Please return each of the entries below exactly as they appear.

[[ Data supplied, beginning ]]

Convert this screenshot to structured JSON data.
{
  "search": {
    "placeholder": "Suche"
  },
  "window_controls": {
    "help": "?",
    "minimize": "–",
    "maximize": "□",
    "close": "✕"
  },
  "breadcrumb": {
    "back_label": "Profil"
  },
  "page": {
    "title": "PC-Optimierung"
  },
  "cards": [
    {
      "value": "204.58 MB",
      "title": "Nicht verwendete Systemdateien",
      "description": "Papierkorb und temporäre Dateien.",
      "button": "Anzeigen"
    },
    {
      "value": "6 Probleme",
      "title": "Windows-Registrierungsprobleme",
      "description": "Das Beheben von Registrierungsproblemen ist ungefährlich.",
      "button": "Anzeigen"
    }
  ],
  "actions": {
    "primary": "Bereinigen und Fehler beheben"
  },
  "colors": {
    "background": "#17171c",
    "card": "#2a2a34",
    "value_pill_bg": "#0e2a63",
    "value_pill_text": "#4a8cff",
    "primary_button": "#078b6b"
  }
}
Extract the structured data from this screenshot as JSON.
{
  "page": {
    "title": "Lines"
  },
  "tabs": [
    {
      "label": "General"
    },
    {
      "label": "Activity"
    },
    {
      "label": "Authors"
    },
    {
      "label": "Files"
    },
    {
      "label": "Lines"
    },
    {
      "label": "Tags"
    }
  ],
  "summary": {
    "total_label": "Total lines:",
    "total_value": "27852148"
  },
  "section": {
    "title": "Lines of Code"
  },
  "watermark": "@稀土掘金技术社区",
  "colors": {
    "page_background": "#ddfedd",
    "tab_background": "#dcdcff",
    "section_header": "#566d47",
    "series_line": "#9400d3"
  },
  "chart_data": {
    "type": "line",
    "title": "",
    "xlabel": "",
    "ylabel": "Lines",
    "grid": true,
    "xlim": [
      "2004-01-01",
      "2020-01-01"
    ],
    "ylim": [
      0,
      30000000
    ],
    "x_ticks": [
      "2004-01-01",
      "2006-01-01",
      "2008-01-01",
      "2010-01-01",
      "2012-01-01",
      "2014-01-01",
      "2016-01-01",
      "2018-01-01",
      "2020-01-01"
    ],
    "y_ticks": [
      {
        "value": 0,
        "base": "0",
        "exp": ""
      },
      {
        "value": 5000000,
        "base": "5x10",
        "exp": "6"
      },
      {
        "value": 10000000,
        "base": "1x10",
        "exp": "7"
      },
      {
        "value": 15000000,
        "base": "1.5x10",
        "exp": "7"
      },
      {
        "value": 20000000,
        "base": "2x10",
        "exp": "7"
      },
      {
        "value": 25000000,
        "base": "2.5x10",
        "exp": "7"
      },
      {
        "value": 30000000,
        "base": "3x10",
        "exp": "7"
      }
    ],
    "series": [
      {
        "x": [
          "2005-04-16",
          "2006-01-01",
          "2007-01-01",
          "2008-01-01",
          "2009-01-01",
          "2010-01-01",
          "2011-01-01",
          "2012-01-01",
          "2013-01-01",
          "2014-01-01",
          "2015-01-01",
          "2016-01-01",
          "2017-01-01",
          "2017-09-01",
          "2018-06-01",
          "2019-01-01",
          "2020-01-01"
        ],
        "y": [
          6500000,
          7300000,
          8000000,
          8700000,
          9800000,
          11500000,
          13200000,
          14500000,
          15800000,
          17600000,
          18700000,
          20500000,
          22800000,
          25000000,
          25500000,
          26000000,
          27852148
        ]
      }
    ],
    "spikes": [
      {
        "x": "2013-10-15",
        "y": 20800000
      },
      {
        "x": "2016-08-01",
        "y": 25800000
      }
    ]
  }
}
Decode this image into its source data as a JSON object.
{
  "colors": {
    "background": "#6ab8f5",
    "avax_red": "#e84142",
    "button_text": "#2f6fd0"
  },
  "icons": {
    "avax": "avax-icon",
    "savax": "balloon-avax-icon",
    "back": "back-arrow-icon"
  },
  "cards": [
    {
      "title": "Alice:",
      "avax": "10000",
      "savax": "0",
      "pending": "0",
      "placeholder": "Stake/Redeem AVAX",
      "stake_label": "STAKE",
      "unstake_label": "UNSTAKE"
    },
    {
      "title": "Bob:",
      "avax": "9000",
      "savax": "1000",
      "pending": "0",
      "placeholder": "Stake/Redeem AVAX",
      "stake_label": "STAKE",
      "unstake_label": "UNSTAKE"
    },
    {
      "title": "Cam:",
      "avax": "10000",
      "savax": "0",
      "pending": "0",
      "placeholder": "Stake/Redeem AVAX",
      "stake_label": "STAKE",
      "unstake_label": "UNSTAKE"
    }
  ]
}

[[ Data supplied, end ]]

_Response to the task_
Convert this screenshot to structured JSON data.
{
  "search": {
    "placeholder": "Suche"
  },
  "window_controls": {
    "help": "?",
    "minimize": "–",
    "maximize": "□",
    "close": "✕"
  },
  "breadcrumb": {
    "back_label": "Profil"
  },
  "page": {
    "title": "PC-Optimierung"
  },
  "cards": [
    {
      "value": "204.58 MB",
      "title": "Nicht verwendete Systemdateien",
      "description": "Papierkorb und temporäre Dateien.",
      "button": "Anzeigen"
    },
    {
      "value": "6 Probleme",
      "title": "Windows-Registrierungsprobleme",
      "description": "Das Beheben von Registrierungsproblemen ist ungefährlich.",
      "button": "Anzeigen"
    }
  ],
  "actions": {
    "primary": "Bereinigen und Fehler beheben"
  },
  "colors": {
    "background": "#17171c",
    "card": "#2a2a34",
    "value_pill_bg": "#0e2a63",
    "value_pill_text": "#4a8cff",
    "primary_button": "#078b6b"
  }
}
Extract the structured data from this screenshot as JSON.
{
  "page": {
    "title": "Lines"
  },
  "tabs": [
    {
      "label": "General"
    },
    {
      "label": "Activity"
    },
    {
      "label": "Authors"
    },
    {
      "label": "Files"
    },
    {
      "label": "Lines"
    },
    {
      "label": "Tags"
    }
  ],
  "summary": {
    "total_label": "Total lines:",
    "total_value": "27852148"
  },
  "section": {
    "title": "Lines of Code"
  },
  "watermark": "@稀土掘金技术社区",
  "colors": {
    "page_background": "#ddfedd",
    "tab_background": "#dcdcff",
    "section_header": "#566d47",
    "series_line": "#9400d3"
  },
  "chart_data": {
    "type": "line",
    "title": "",
    "xlabel": "",
    "ylabel": "Lines",
    "grid": true,
    "xlim": [
      "2004-01-01",
      "2020-01-01"
    ],
    "ylim": [
      0,
      30000000
    ],
    "x_ticks": [
      "2004-01-01",
      "2006-01-01",
      "2008-01-01",
      "2010-01-01",
      "2012-01-01",
      "2014-01-01",
      "2016-01-01",
      "2018-01-01",
      "2020-01-01"
    ],
    "y_ticks": [
      {
        "value": 0,
        "base": "0",
        "exp": ""
      },
      {
        "value": 5000000,
        "base": "5x10",
        "exp": "6"
      },
      {
        "value": 10000000,
        "base": "1x10",
        "exp": "7"
      },
      {
        "value": 15000000,
        "base": "1.5x10",
        "exp": "7"
      },
      {
        "value": 20000000,
        "base": "2x10",
        "exp": "7"
      },
      {
        "value": 25000000,
        "base": "2.5x10",
        "exp": "7"
      },
      {
        "value": 30000000,
        "base": "3x10",
        "exp": "7"
      }
    ],
    "series": [
      {
        "x": [
          "2005-04-16",
          "2006-01-01",
          "2007-01-01",
          "2008-01-01",
          "2009-01-01",
          "2010-01-01",
          "2011-01-01",
          "2012-01-01",
          "2013-01-01",
          "2014-01-01",
          "2015-01-01",
          "2016-01-01",
          "2017-01-01",
          "2017-09-01",
          "2018-06-01",
          "2019-01-01",
          "2020-01-01"
        ],
        "y": [
          6500000,
          7300000,
          8000000,
          8700000,
          9800000,
          11500000,
          13200000,
          14500000,
          15800000,
          17600000,
          18700000,
          20500000,
          22800000,
          25000000,
          25500000,
          26000000,
          27852148
        ]
      }
    ],
    "spikes": [
      {
        "x": "2013-10-15",
        "y": 20800000
      },
      {
        "x": "2016-08-01",
        "y": 25800000
      }
    ]
  }
}
Decode this image into its source data as a JSON object.
{
  "colors": {
    "background": "#6ab8f5",
    "avax_red": "#e84142",
    "button_text": "#2f6fd0"
  },
  "icons": {
    "avax": "avax-icon",
    "savax": "balloon-avax-icon",
    "back": "back-arrow-icon"
  },
  "cards": [
    {
      "title": "Alice:",
      "avax": "10000",
      "savax": "0",
      "pending": "0",
      "placeholder": "Stake/Redeem AVAX",
      "stake_label": "STAKE",
      "unstake_label": "UNSTAKE"
    },
    {
      "title": "Bob:",
      "avax": "9000",
      "savax": "1000",
      "pending": "0",
      "placeholder": "Stake/Redeem AVAX",
      "stake_label": "STAKE",
      "unstake_label": "UNSTAKE"
    },
    {
      "title": "Cam:",
      "avax": "10000",
      "savax": "0",
      "pending": "0",
      "placeholder": "Stake/Redeem AVAX",
      "stake_label": "STAKE",
      "unstake_label": "UNSTAKE"
    }
  ]
}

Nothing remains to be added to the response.